Take the 2-minute tour ×
Stack Overflow is a question and answer site for professional and enthusiast programmers. It's 100% free.

I have a grammar defined as follows:

A -> aA*b | empty_string

Is A a regular expression? I'm confused as to how to interpret a BNF grammar.

share|improve this question
1  
@danben: Only people more interested in rating games than solutions. –  Anonymous Feb 5 '10 at 5:49

3 Answers 3

No, this question doesn't actually have to do with regular expressions. Context-free grammars specify languages that can't be described by regular expressions.

Here, A is a non-terminal; that is, it's a symbol that must be expanded by a production rule. Given that you only have one rule, it is also your start symbol - any production in this grammar must start with an A.

The production rule is

(1)    A -> aA*b | 
(2)         empty_string

a and b are terminal symbols - they are in the alphabet of the language, and cannot be expanded. When you have no more nonterminals on the left-hand side, you are done.

So this language specifies words that are like balanced parentheses, except with a and b instead of ( and ).

For instance, you could produce ab as follows:

A -> aA*b (using 1)
aAb -> ab (using 2)

Similarly, you could produce aabb:

A -> aA*b (1)
aAb -> aaA*bb (1)
aaAbb -> aabb (2)

Or even aababb:

A -> aA*b
aA*b -> aabA*b:
aaba*b -> aababA*b:
aababA*b: -> aababb

Get it? The star symbol may be a bit confusing because you have seen it in regular expressions, but actually it does the same thing here as there. It is called a Kleene-closure and it represents all words you can make with 0 or more As.

share|improve this answer

Regular Expressions generate Regular languages and can be parsed with State Machines.

BNF grammars are Context Free Grammars which generate Context Free languages and can be be parsed with Push Down Automata (stack machines)

Context Free Grammars can do everything Regular Grammars can and more.

share|improve this answer

A appears to be a BNF grammar rule. I'm not really sure why you have this confused with a regular expression. Are you confused because it has a * in it? Everything that has a * isn't a regular expression.

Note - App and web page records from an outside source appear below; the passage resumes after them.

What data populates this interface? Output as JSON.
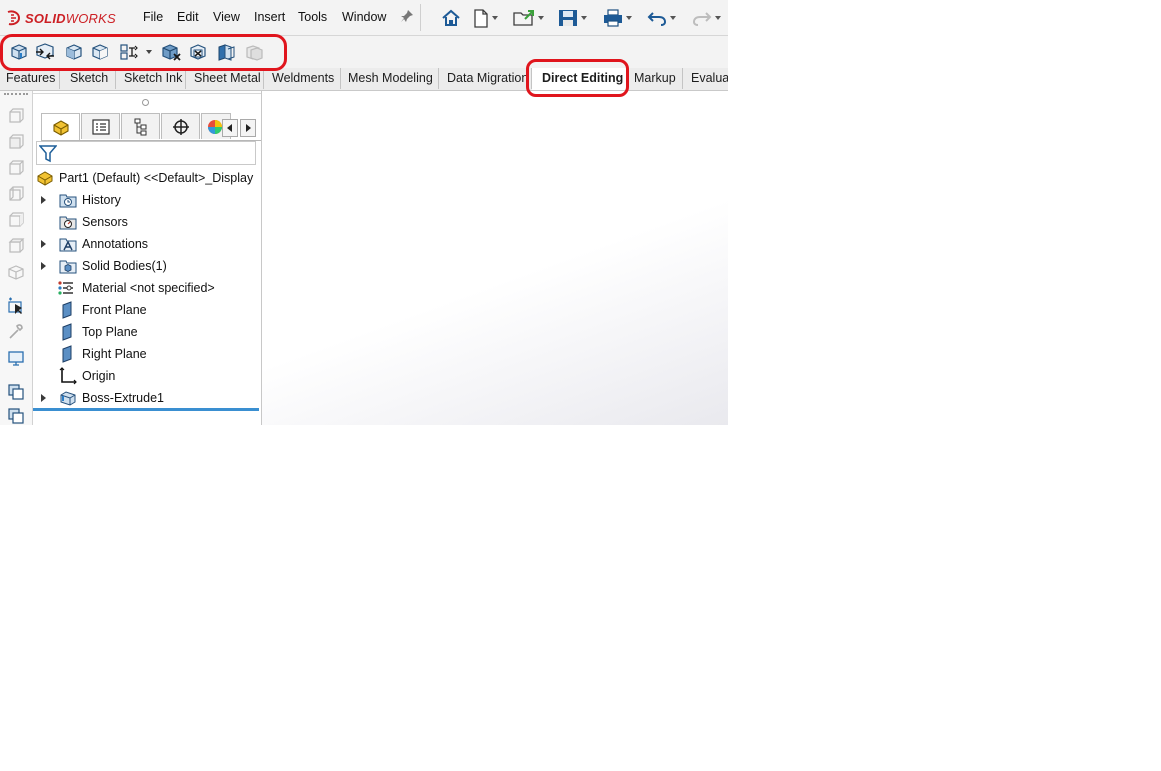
{
  "brand": {
    "solid": "SOLID",
    "works": "WORKS",
    "accent": "#cc1f24"
  },
  "menu": [
    "File",
    "Edit",
    "View",
    "Insert",
    "Tools",
    "Window"
  ],
  "quick_access": [
    "home-icon",
    "new-document-icon",
    "open-icon",
    "save-icon",
    "print-icon",
    "undo-icon",
    "redo-icon"
  ],
  "command_icons": [
    "move-copy-bodies-icon",
    "replace-face-icon",
    "delete-face-icon",
    "move-face-icon",
    "split-line-icon",
    "delete-body-icon",
    "delete-hole-icon",
    "combine-icon",
    "intersect-icon"
  ],
  "tabs": [
    "Features",
    "Sketch",
    "Sketch Ink",
    "Sheet Metal",
    "Weldments",
    "Mesh Modeling",
    "Data Migration",
    "Direct Editing",
    "Markup",
    "Evaluat"
  ],
  "active_tab": "Direct Editing",
  "tree": {
    "root": "Part1 (Default) <<Default>_Display",
    "items": [
      {
        "label": "History",
        "icon": "history-folder-icon",
        "expandable": true
      },
      {
        "label": "Sensors",
        "icon": "sensors-folder-icon",
        "expandable": false
      },
      {
        "label": "Annotations",
        "icon": "annotations-folder-icon",
        "expandable": true
      },
      {
        "label": "Solid Bodies(1)",
        "icon": "solid-bodies-folder-icon",
        "expandable": true
      },
      {
        "label": "Material <not specified>",
        "icon": "material-icon",
        "expandable": false
      },
      {
        "label": "Front Plane",
        "icon": "plane-icon",
        "expandable": false
      },
      {
        "label": "Top Plane",
        "icon": "plane-icon",
        "expandable": false
      },
      {
        "label": "Right Plane",
        "icon": "plane-icon",
        "expandable": false
      },
      {
        "label": "Origin",
        "icon": "origin-icon",
        "expandable": false
      },
      {
        "label": "Boss-Extrude1",
        "icon": "boss-extrude-icon",
        "expandable": true
      }
    ]
  },
  "highlight_color": "#e0151d"
}
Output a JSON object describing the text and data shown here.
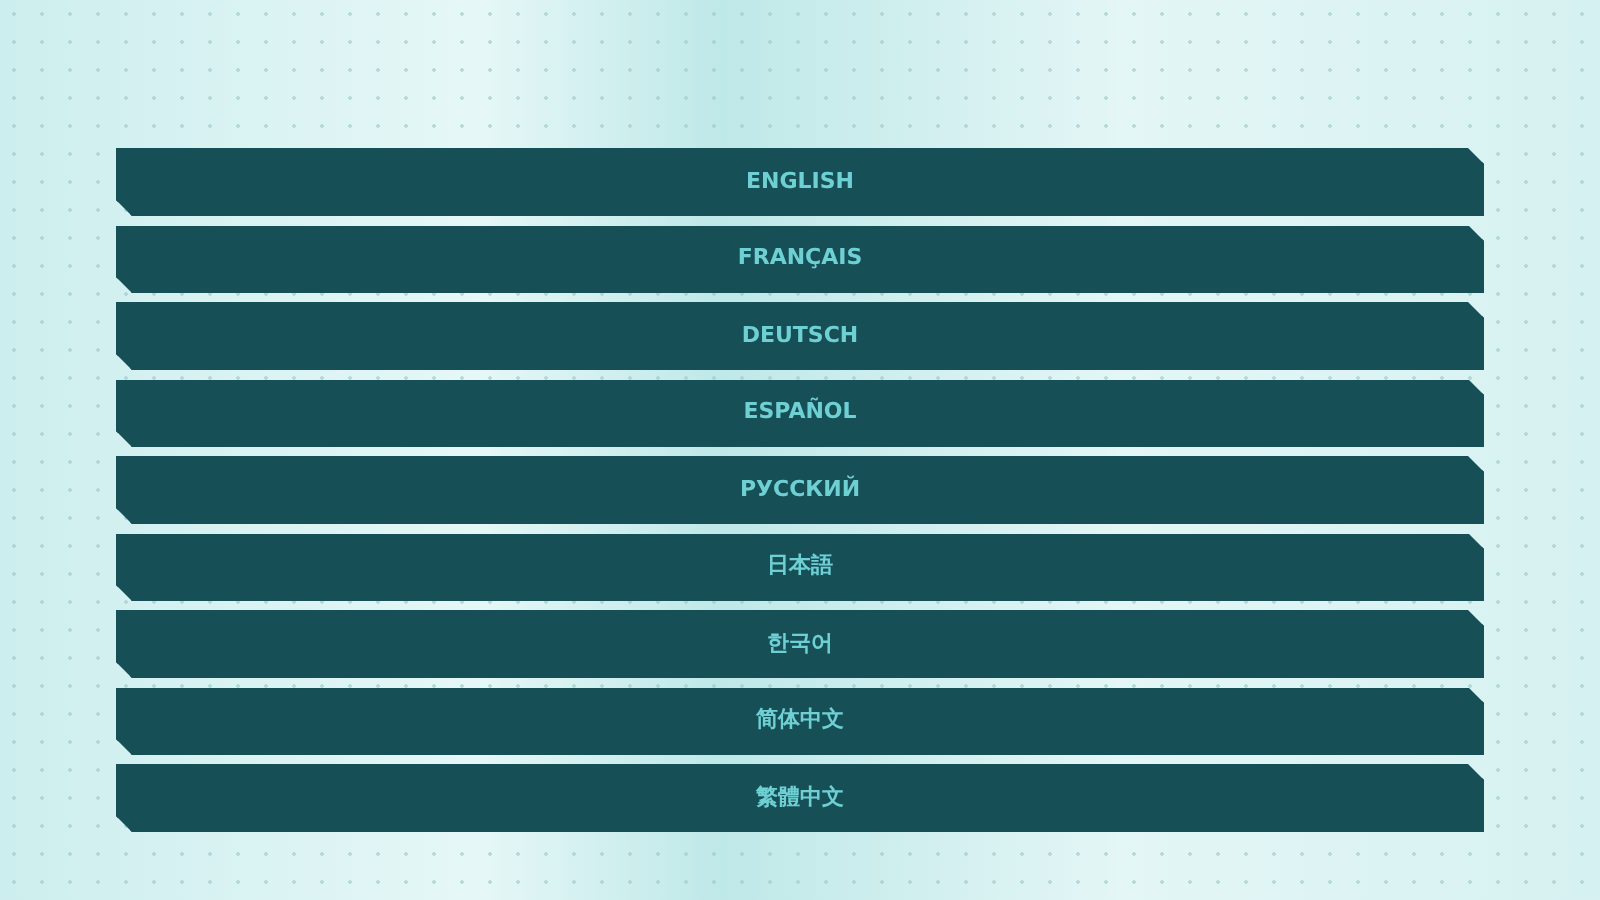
{
  "languages": [
    {
      "label": "ENGLISH"
    },
    {
      "label": "FRANÇAIS"
    },
    {
      "label": "DEUTSCH"
    },
    {
      "label": "ESPAÑOL"
    },
    {
      "label": "РУССКИЙ"
    },
    {
      "label": "日本語"
    },
    {
      "label": "한국어"
    },
    {
      "label": "简体中文"
    },
    {
      "label": "繁體中文"
    }
  ]
}
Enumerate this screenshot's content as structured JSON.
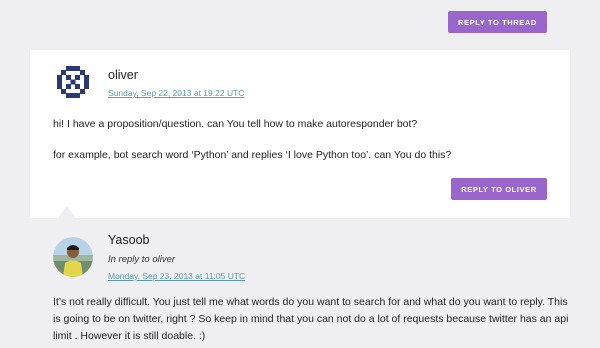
{
  "thread": {
    "reply_to_thread_label": "Reply to thread"
  },
  "comments": [
    {
      "author": "oliver",
      "date": "Sunday, Sep 22, 2013 at 19:22 UTC",
      "paragraphs": [
        "hi! I have a proposition/question. can You tell how to make autoresponder bot?",
        "for example, bot search word ‘Python’ and replies ‘I love Python too’. can You do this?"
      ],
      "reply_label": "Reply to oliver",
      "avatar_icon": "identicon-avatar",
      "avatar_color": "#2c3a73"
    },
    {
      "author": "Yasoob",
      "in_reply_to": "In reply to oliver",
      "date": "Monday, Sep 23, 2013 at 11:05 UTC",
      "paragraphs": [
        "It’s not really difficult. You just tell me what words do you want to search for and what do you want to reply. This",
        "is going to be on twitter, right ? So keep in mind that you can not do a lot of requests because twitter has an api",
        "limit . However it is still doable. :)"
      ],
      "avatar_icon": "profile-photo-avatar"
    }
  ],
  "colors": {
    "accent": "#9966cc",
    "link": "#5a9aa8",
    "grey_background": "#efeef1"
  }
}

share|improve this answer
    
What make I confused is we have both A on the left & right. The * is definitely a symbol in RegEx since it tells you that the A repeats 0 or more times. –  user397232 Feb 5 '10 at 4:33
1  
"Everything that has a * isn't a regular expression." No, some things that have * are regular expressions. I think you meant that not all things that have * in them are regular expressions. –  Anonymous Feb 5 '10 at 4:35

Your Answer

 
discard

By posting your answer, you agree to the privacy policy and terms of service.

Not the answer you're looking for? Browse other questions tagged or ask your own question.